You have no oath registered in heaven to destroy 
the government ; while I shall have the most 
solemn one to protect and defend it." 

The Confederate States demanded that the 


government should give up all the forts, arsenals, 
and public property within their limits. This, 
President Lincoln refused to do. He said that 
he could not admit that these states had with- 
drawn from the Union, or that they could with- 
draw without the consent of the people of the 
United States, given in a national convention. 

And so, in April, the Confederate guns were 
turned upon Fort Sumter in Charleston harbor, 
and the war was begun. President Lincoln 
issued a call for 75,000 men to serve in the army 
for three months ; and both parties prepared for 
the great contest. 

It is not my purpose to give a history of that ter- 
rible war of four years. The question of slavery 
was now a secondary one. The men of one party 
were determined, at whatever hazard, to preserve 
the Union. The men of the other party fought to 
defend their doctrine of States' Rights, and to 
set up an independent government of their own. 

President Lincoln was urged to use his power 
and declare all the slaves free. He answered : 

"My paramount object is to save the Union, 
and not either to save or destroy slavery. 


"If I could save the Union without freeing 
any slave, I would do it. If I could save it by 
freeing all the slaves, I would do it. If I could 
save it by freeing some and leaving others alone, 
I would also do that." 

At last, however, when he saw that the success 
of the Union arms depended upon his freeing 
the slaves, he decided to do so. On the ist of 
January, 1863, he issued a proclamation declaring 
that the slaves, in all the states or parts of states 
then in rebellion, should be free.

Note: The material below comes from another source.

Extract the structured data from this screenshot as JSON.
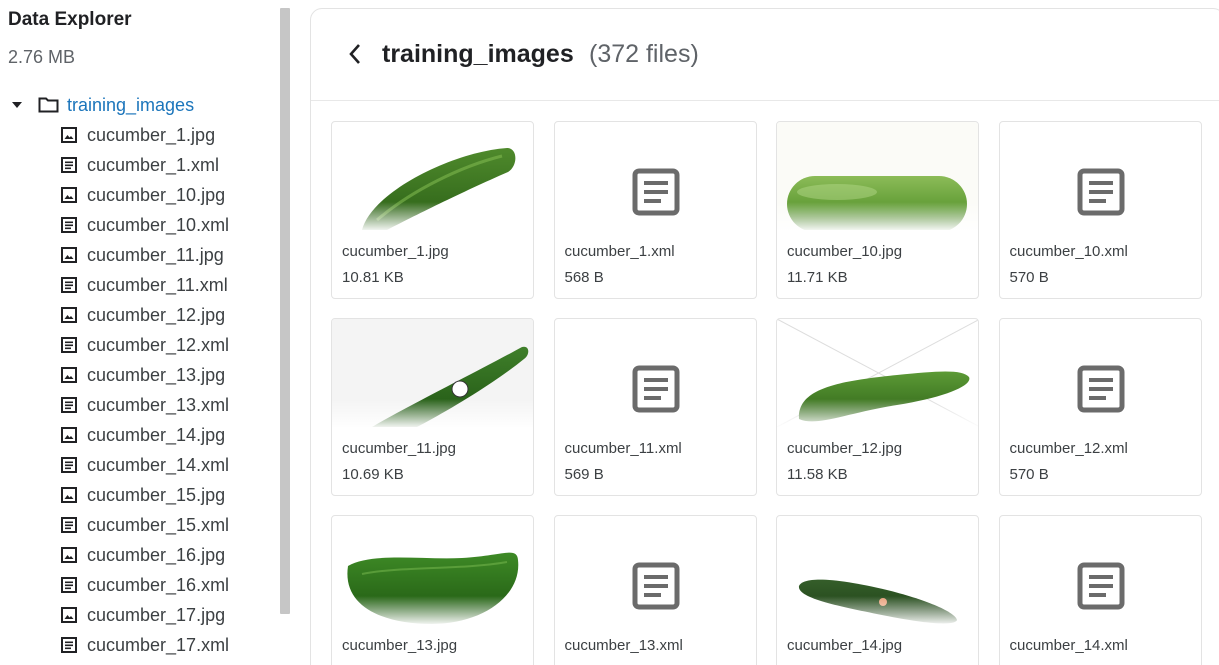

More than three 
millions of colored people were given their freedom. 

But the war still went on. It reached a turn- 
ing point, however, at the battle of Gettysburg, 
in July, that same year. From that time the 
cause of the Confederate States was on the wane. 
Little by little the patriots, who were struggling 
for the preservation of the Union, prevailed. 


At the close of Mr. Lincoln's first term, he was 
again elected President of the United States. 
The war was still going on, but the Union arms 
were now everywhere victorious. 

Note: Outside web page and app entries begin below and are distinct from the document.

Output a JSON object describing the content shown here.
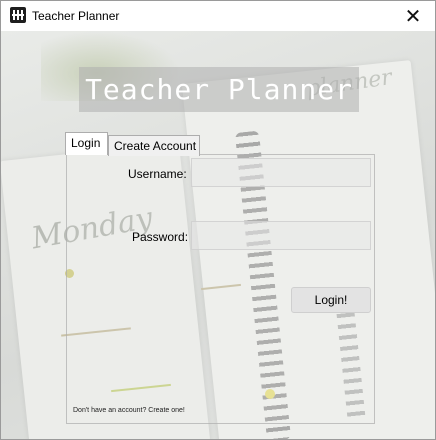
{
  "window": {
    "title": "Teacher Planner",
    "close_glyph": "✕"
  },
  "heading": {
    "text": "Teacher Planner"
  },
  "tabs": [
    {
      "label": "Login",
      "selected": true
    },
    {
      "label": "Create Account",
      "selected": false
    }
  ],
  "login_form": {
    "username_label": "Username:",
    "username_value": "",
    "password_label": "Password:",
    "password_value": "",
    "login_button": "Login!",
    "create_account_prompt": "Don't have an account? Create one!"
  },
  "icons": {
    "app": "planner-app-icon",
    "close": "close-icon"
  },
  "colors": {
    "heading_bg": "#afafaf",
    "heading_text": "#ffffff",
    "button_bg": "#e3e3e3"
  }
}
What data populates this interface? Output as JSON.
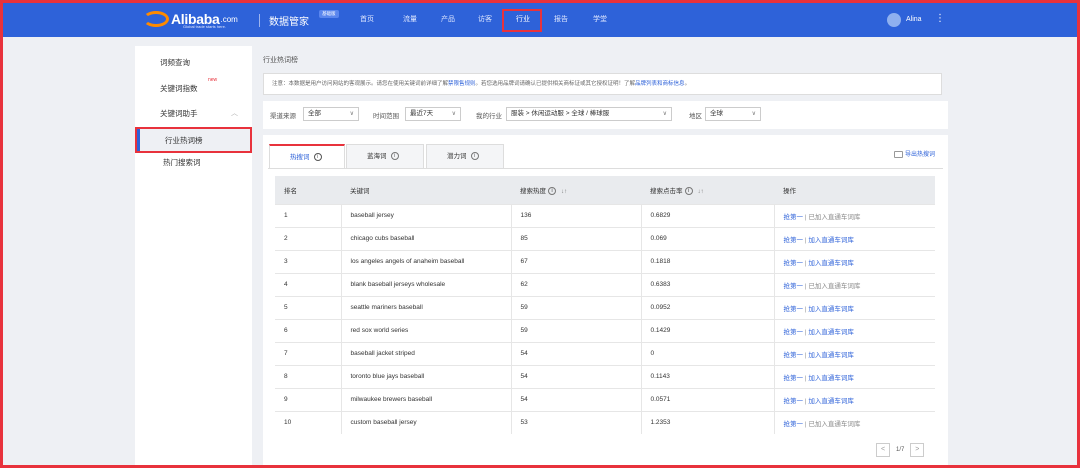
{
  "header": {
    "logo_text": "Alibaba",
    "logo_dotcom": ".com",
    "logo_tagline": "Global trade starts here.",
    "app_title": "数据管家",
    "edition_badge": "基础版",
    "nav": [
      {
        "label": "首页",
        "active": false
      },
      {
        "label": "流量",
        "active": false
      },
      {
        "label": "产品",
        "active": false
      },
      {
        "label": "访客",
        "active": false
      },
      {
        "label": "行业",
        "active": true
      },
      {
        "label": "报告",
        "active": false
      },
      {
        "label": "学堂",
        "active": false
      }
    ],
    "username": "Alina",
    "more_icon": "⋮"
  },
  "sidebar": {
    "items": [
      {
        "label": "词频查询"
      },
      {
        "label": "关键词指数",
        "badge": "new"
      },
      {
        "label": "关键词助手",
        "chevron": "︿"
      },
      {
        "label": "行业热词榜",
        "active": true
      },
      {
        "label": "热门搜索词"
      }
    ]
  },
  "main": {
    "page_title": "行业热词榜",
    "notice": {
      "text_before": "注意：本数据是用户访问网站的客观展示。请您在使用关键词前详细了解",
      "link1": "禁限售规则",
      "text_middle": "。若您选用品牌词请确认已提供相关商标证或其它授权证明！了解",
      "link2": "品牌列表和商标信息",
      "text_after": "。"
    },
    "filters": {
      "channel_label": "渠道来源",
      "channel_value": "全部",
      "time_label": "时间范围",
      "time_value": "最近7天",
      "industry_label": "我的行业",
      "industry_value": "服装 > 休闲运动服 > 全球 / 棒球服",
      "region_label": "地区",
      "region_value": "全球"
    },
    "tabs": [
      {
        "label": "热搜词",
        "active": true
      },
      {
        "label": "蓝海词",
        "active": false
      },
      {
        "label": "潜力词",
        "active": false
      }
    ],
    "export_label": "导出热搜词",
    "table": {
      "headers": [
        "排名",
        "关键词",
        "搜索热度",
        "搜索点击率",
        "操作"
      ],
      "rows": [
        {
          "rank": "1",
          "keyword": "baseball jersey",
          "heat": "136",
          "ctr": "0.6829",
          "act1": "抢第一",
          "sep": " | ",
          "act2": "已加入直通车词库",
          "added": true
        },
        {
          "rank": "2",
          "keyword": "chicago cubs baseball",
          "heat": "85",
          "ctr": "0.069",
          "act1": "抢第一",
          "sep": " | ",
          "act2": "加入直通车词库",
          "added": false
        },
        {
          "rank": "3",
          "keyword": "los angeles angels of anaheim baseball",
          "heat": "67",
          "ctr": "0.1818",
          "act1": "抢第一",
          "sep": " | ",
          "act2": "加入直通车词库",
          "added": false
        },
        {
          "rank": "4",
          "keyword": "blank baseball jerseys wholesale",
          "heat": "62",
          "ctr": "0.6383",
          "act1": "抢第一",
          "sep": " | ",
          "act2": "已加入直通车词库",
          "added": true
        },
        {
          "rank": "5",
          "keyword": "seattle mariners baseball",
          "heat": "59",
          "ctr": "0.0952",
          "act1": "抢第一",
          "sep": " | ",
          "act2": "加入直通车词库",
          "added": false
        },
        {
          "rank": "6",
          "keyword": "red sox world series",
          "heat": "59",
          "ctr": "0.1429",
          "act1": "抢第一",
          "sep": " | ",
          "act2": "加入直通车词库",
          "added": false
        },
        {
          "rank": "7",
          "keyword": "baseball jacket striped",
          "heat": "54",
          "ctr": "0",
          "act1": "抢第一",
          "sep": " | ",
          "act2": "加入直通车词库",
          "added": false
        },
        {
          "rank": "8",
          "keyword": "toronto blue jays baseball",
          "heat": "54",
          "ctr": "0.1143",
          "act1": "抢第一",
          "sep": " | ",
          "act2": "加入直通车词库",
          "added": false
        },
        {
          "rank": "9",
          "keyword": "milwaukee brewers baseball",
          "heat": "54",
          "ctr": "0.0571",
          "act1": "抢第一",
          "sep": " | ",
          "act2": "加入直通车词库",
          "added": false
        },
        {
          "rank": "10",
          "keyword": "custom baseball jersey",
          "heat": "53",
          "ctr": "1.2353",
          "act1": "抢第一",
          "sep": " | ",
          "act2": "已加入直通车词库",
          "added": true
        }
      ]
    },
    "pagination": {
      "info": "1/7",
      "prev": "<",
      "next": ">"
    }
  },
  "colors": {
    "brand": "#2e62d9",
    "highlight": "#e8323c",
    "orange": "#ff8a00"
  }
}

His second inaugural address was very short. 
He did not boast of any of his achievements ; 
he did not rejoice over the defeat of his enemies. 
But he said : 

"With malice toward none; with charity for 
all ; with firmness in the right, as God gives us to 
see the right, let us strive on to finish the work 
we are in ; to bind up the nation's wounds ; to 
care for him who shall have borne the battle, 
and for his widow and his orphan to do all 
which may achieve and cherish a just and last- 
ing peace among ourselves and with all nations." 

Five weeks after that, on the 9th of April, 
1865, the Confederate army surrendered, and the 
war was at an end. 

Abraham Lincoln's work was done. 

The I4th of April was Good Friday. On the 
evening of that day, Mr. Lincoln, with Mrs. Lin- 
coln and two or three friends, visited Ford's 
Theater in Washington. 

At a few minutes past 10 o'clock, an actor 
whose name was John Wilkes Booth, came into 
the box where Mr. Lincoln sat. No one saw 
him enter. He pointed a pistol at the President's 


head, and fired. He leaped down upon the stage, 
shouting " Sic semper tyrannis ! The South is 
avenged !" Then he ran behind the scenes and 
out by the stage door. 

The President fell forward. His eyes closed. 
He neither saw, nor heard, nor felt anything that 
was taking place. Kind arms carried him to a' 
private house not far away. 

At twenty minutes past seven o'clock the next 
morning, those who watched beside him gave 
out the mournful news that Abraham Lincoln 
was dead. 

He was fifty-six years old. 

The whole nation wept for him. In the South 
as well as in the North, the people bowed them- 
selves in grief. Heartfelt tributes of sorrow came 
from other lands in all parts of the world. Never, 
before nor since, has there been such universal 

Such is the story of Abraham Lincoln. In the 
history of the world, there is no story more full of 
lessons of perseverance, of patience, of honor, of true 
nobility of purpose. Among the great men of all 
time, there has been no one more truly great than he.